A total of 227,920 Ghanaians are blind, a survey conducted this year by Ghana Health Service (GHS) hasdisclosed.
According to the statistics, 54.8per cent of the blindness was caused by Cataract, while 19.4per cent was due toGlaucoma with 12.3per cent caused by post segment diseases like diabetes and 11.2per cent from Cornea- related diseases.
Speaking at the pre-launch of the World Sight Day 2021 Press briefing in Accra yesterday, the Head of Eye Care Unit of GHS, Dr James Addy explained that out of the 30,800,000 population 329,560 Ghanaians had severe visual impairment while 579,040 had moderate impairment.
He indicated that the cause of low visionlike refractive error was44.4per cent, cataract related problems 42.2per cent, while 13.4per cent low vision was caused by other related issues.
Dr Addy noted that some of the causes of blindness were avoidable, and called on Ghanaians to do regular screening to detect eye problems at their early stage.
He stated that global statistics revealed that 1.1billion people globally were living with vision loss.
“That includes 91million children-our future-who live with vision loss. 90 million children around the world have vision loss as they don’t have access to eye care services. 165 children need glasses,” Dr Addy added.
He observed that the use of glasses could reduce the odds of children failing in class by 44per cent, and urged parent whose children were not performing in class to conduct eye test on their kids.
Dr Addy noted that children with vision loss were 2.5 times likely to be in formal education, adding that “women are 12per cent more likely to have vision loss than men.”
That he said was due to hormonal changes, how they were frequently exposed to trauma and the use of cosmetics like eye lashes, and how they live longer than men.

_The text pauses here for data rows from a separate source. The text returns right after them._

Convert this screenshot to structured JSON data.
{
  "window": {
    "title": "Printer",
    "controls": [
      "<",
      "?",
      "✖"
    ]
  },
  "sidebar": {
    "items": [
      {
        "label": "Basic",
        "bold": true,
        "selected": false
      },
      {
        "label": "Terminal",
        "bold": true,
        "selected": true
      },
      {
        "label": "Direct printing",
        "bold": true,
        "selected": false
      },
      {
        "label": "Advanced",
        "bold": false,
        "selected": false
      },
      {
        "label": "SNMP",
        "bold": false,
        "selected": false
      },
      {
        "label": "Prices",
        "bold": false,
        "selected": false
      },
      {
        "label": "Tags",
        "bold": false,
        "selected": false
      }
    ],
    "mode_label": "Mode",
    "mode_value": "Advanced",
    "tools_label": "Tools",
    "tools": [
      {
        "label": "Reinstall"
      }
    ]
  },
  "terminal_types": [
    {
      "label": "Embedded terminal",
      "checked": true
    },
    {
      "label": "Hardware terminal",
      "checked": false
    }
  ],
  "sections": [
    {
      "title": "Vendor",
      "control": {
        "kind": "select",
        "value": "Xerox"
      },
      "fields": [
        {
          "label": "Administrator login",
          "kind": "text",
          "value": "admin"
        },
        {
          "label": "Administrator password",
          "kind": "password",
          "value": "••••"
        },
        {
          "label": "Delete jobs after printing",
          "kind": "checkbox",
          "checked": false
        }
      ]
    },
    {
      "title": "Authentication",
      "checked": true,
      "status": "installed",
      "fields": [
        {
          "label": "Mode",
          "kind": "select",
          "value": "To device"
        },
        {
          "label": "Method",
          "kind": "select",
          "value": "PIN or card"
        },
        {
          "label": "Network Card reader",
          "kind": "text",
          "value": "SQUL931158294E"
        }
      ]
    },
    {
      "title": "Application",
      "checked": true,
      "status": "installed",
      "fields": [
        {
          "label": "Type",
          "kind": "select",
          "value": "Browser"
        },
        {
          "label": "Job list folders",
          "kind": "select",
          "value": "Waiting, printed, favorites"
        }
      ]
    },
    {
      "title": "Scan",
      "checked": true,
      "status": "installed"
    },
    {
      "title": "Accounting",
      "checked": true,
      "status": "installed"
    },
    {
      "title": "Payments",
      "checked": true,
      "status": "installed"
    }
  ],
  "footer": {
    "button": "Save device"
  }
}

Touching on the steps taken by the GHS to curb the issue, Dr Addy said his outfit in 2018 launched National Cataract outreach programme in Koforidua, while they also launched “Ghana beyond cataract blindness” campaign.

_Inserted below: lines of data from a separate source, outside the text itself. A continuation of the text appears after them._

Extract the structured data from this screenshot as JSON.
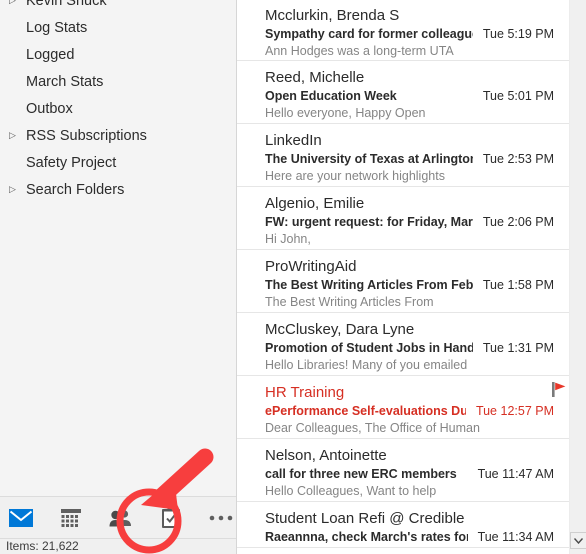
{
  "accent": {
    "mail_blue": "#0078d7",
    "unread_red": "#d62f23",
    "annotation_red": "#f73e3e",
    "flag_red": "#e8382a",
    "icon_gray": "#5f5f5f"
  },
  "sidebar": {
    "items": [
      {
        "label": "Kevin Shuck",
        "expandable": true,
        "partial": true
      },
      {
        "label": "Log Stats",
        "expandable": false,
        "partial": false
      },
      {
        "label": "Logged",
        "expandable": false,
        "partial": false
      },
      {
        "label": "March Stats",
        "expandable": false,
        "partial": false
      },
      {
        "label": "Outbox",
        "expandable": false,
        "partial": false
      },
      {
        "label": "RSS Subscriptions",
        "expandable": true,
        "partial": false
      },
      {
        "label": "Safety Project",
        "expandable": false,
        "partial": false
      },
      {
        "label": "Search Folders",
        "expandable": true,
        "partial": false
      }
    ],
    "expand_glyph": "▷"
  },
  "navbar": {
    "buttons": [
      {
        "name": "mail-icon",
        "label": "Mail"
      },
      {
        "name": "calendar-icon",
        "label": "Calendar"
      },
      {
        "name": "people-icon",
        "label": "People"
      },
      {
        "name": "tasks-icon",
        "label": "Tasks"
      },
      {
        "name": "more-options-icon",
        "label": "More"
      }
    ]
  },
  "statusbar": {
    "items_text": "Items: 21,622"
  },
  "maillist": {
    "messages": [
      {
        "sender": "Mcclurkin, Brenda S",
        "subject": "Sympathy card for former colleague A…",
        "time": "Tue 5:19 PM",
        "preview": "Ann Hodges was a long-term UTA",
        "unread": false,
        "flagged": false
      },
      {
        "sender": "Reed, Michelle",
        "subject": "Open Education Week",
        "time": "Tue 5:01 PM",
        "preview": "Hello everyone,  Happy Open",
        "unread": false,
        "flagged": false
      },
      {
        "sender": "LinkedIn",
        "subject": "The University of Texas at Arlington a…",
        "time": "Tue 2:53 PM",
        "preview": "Here are your network highlights",
        "unread": false,
        "flagged": false
      },
      {
        "sender": "Algenio, Emilie",
        "subject": "FW: urgent request: for Friday, March…",
        "time": "Tue 2:06 PM",
        "preview": "Hi John,",
        "unread": false,
        "flagged": false
      },
      {
        "sender": "ProWritingAid",
        "subject": "The Best Writing Articles From February",
        "time": "Tue 1:58 PM",
        "preview": "The Best Writing Articles From",
        "unread": false,
        "flagged": false
      },
      {
        "sender": "McCluskey, Dara Lyne",
        "subject": "Promotion of Student Jobs in Handsh…",
        "time": "Tue 1:31 PM",
        "preview": "Hello Libraries!  Many of you emailed",
        "unread": false,
        "flagged": false
      },
      {
        "sender": "HR Training",
        "subject": "ePerformance Self-evaluations Due M…",
        "time": "Tue 12:57 PM",
        "preview": "Dear Colleagues,  The Office of Human",
        "unread": true,
        "flagged": true
      },
      {
        "sender": "Nelson, Antoinette",
        "subject": "call for three new ERC members",
        "time": "Tue 11:47 AM",
        "preview": "Hello Colleagues,  Want to help",
        "unread": false,
        "flagged": false
      },
      {
        "sender": "Student Loan Refi @ Credible",
        "subject": "Raeannna, check March's rates for ref…",
        "time": "Tue 11:34 AM",
        "preview": "",
        "unread": false,
        "flagged": false
      }
    ]
  },
  "annotation": {
    "circle_target": "tasks-icon",
    "arrow_direction": "down-left"
  }
}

He said in 2021 free cataract surgeries were conducted for residents in some regions, including Eastern, Western, Volta and Upper West.
On his part, Dr Anthony Ofosu Adofo, the Deputy Director-General, GHS stated that much effort should be geared towards prevention and protection of eye.

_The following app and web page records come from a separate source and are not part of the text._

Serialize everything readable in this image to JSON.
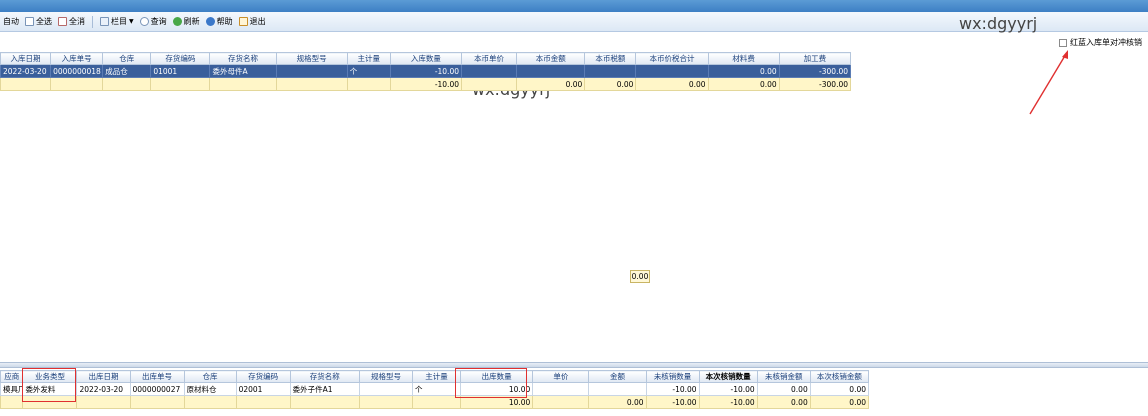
{
  "toolbar": {
    "auto_label": "自动",
    "select_all_label": "全选",
    "deselect_all_label": "全消",
    "columns_label": "栏目",
    "query_label": "查询",
    "refresh_label": "刷新",
    "help_label": "帮助",
    "exit_label": "退出"
  },
  "watermark": "wx:dgyyrj",
  "red_blue_label": "红蓝入库单对冲核销",
  "middle_value": "0.00",
  "top_grid": {
    "headers": [
      "入库日期",
      "入库单号",
      "仓库",
      "存货编码",
      "存货名称",
      "规格型号",
      "主计量",
      "入库数量",
      "本币单价",
      "本币金额",
      "本币税额",
      "本币价税合计",
      "材料费",
      "加工费"
    ],
    "rows": [
      [
        "2022-03-20",
        "0000000018",
        "成品仓",
        "01001",
        "委外母件A",
        "",
        "个",
        "-10.00",
        "",
        "",
        "",
        "",
        "0.00",
        "-300.00"
      ]
    ],
    "total": [
      "",
      "",
      "",
      "",
      "",
      "",
      "",
      "-10.00",
      "",
      "0.00",
      "0.00",
      "0.00",
      "0.00",
      "-300.00"
    ]
  },
  "bottom_grid": {
    "headers": [
      "应商",
      "业务类型",
      "出库日期",
      "出库单号",
      "仓库",
      "存货编码",
      "存货名称",
      "规格型号",
      "主计量",
      "出库数量",
      "单价",
      "金额",
      "未核销数量",
      "本次核销数量",
      "未核销金额",
      "本次核销金额"
    ],
    "rows": [
      [
        "模具厂",
        "委外发料",
        "2022-03-20",
        "0000000027",
        "原材料仓",
        "02001",
        "委外子件A1",
        "",
        "个",
        "10.00",
        "",
        "",
        "-10.00",
        "-10.00",
        "0.00",
        "0.00"
      ]
    ],
    "total": [
      "",
      "",
      "",
      "",
      "",
      "",
      "",
      "",
      "",
      "10.00",
      "",
      "0.00",
      "-10.00",
      "-10.00",
      "0.00",
      "0.00"
    ]
  }
}
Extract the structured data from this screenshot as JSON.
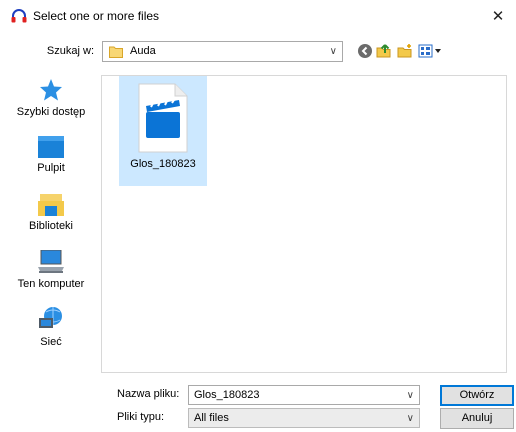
{
  "window": {
    "title": "Select one or more files",
    "close_glyph": "✕"
  },
  "lookin": {
    "label": "Szukaj w:",
    "value": "Auda"
  },
  "toolbar": {
    "icons": [
      "back-icon",
      "up-folder-icon",
      "new-folder-icon",
      "view-menu-icon"
    ]
  },
  "places": [
    {
      "label": "Szybki dostęp",
      "icon": "star-icon"
    },
    {
      "label": "Pulpit",
      "icon": "desktop-icon"
    },
    {
      "label": "Biblioteki",
      "icon": "libraries-icon"
    },
    {
      "label": "Ten komputer",
      "icon": "computer-icon"
    },
    {
      "label": "Sieć",
      "icon": "network-icon"
    }
  ],
  "files": [
    {
      "name": "Glos_180823",
      "icon": "video-file-icon",
      "selected": true
    }
  ],
  "filename": {
    "label": "Nazwa pliku:",
    "value": "Glos_180823"
  },
  "filetype": {
    "label": "Pliki typu:",
    "value": "All files"
  },
  "buttons": {
    "open": "Otwórz",
    "cancel": "Anuluj"
  },
  "colors": {
    "accent": "#0078d7",
    "selection": "#cce8ff",
    "icon_blue": "#0b74d6"
  }
}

He reiterated the need for Ghanaians to adopt healthy lifestyles by cutting down smoking, maintaining normal blood sugar, pressure and cholesterol level, while wearing eye protective, like sunglasses and other lenses when exposed to screens and the sun.
World Sight Day is an international day of awareness creation held annually on the second Thursday of October, to focus attention on Global Eye Health.
This year’s celebration would fall on October 14 and it would be celebrated on the theme “Love Your Eyes.”
BY JOYCELINE NATALLY CUDJOE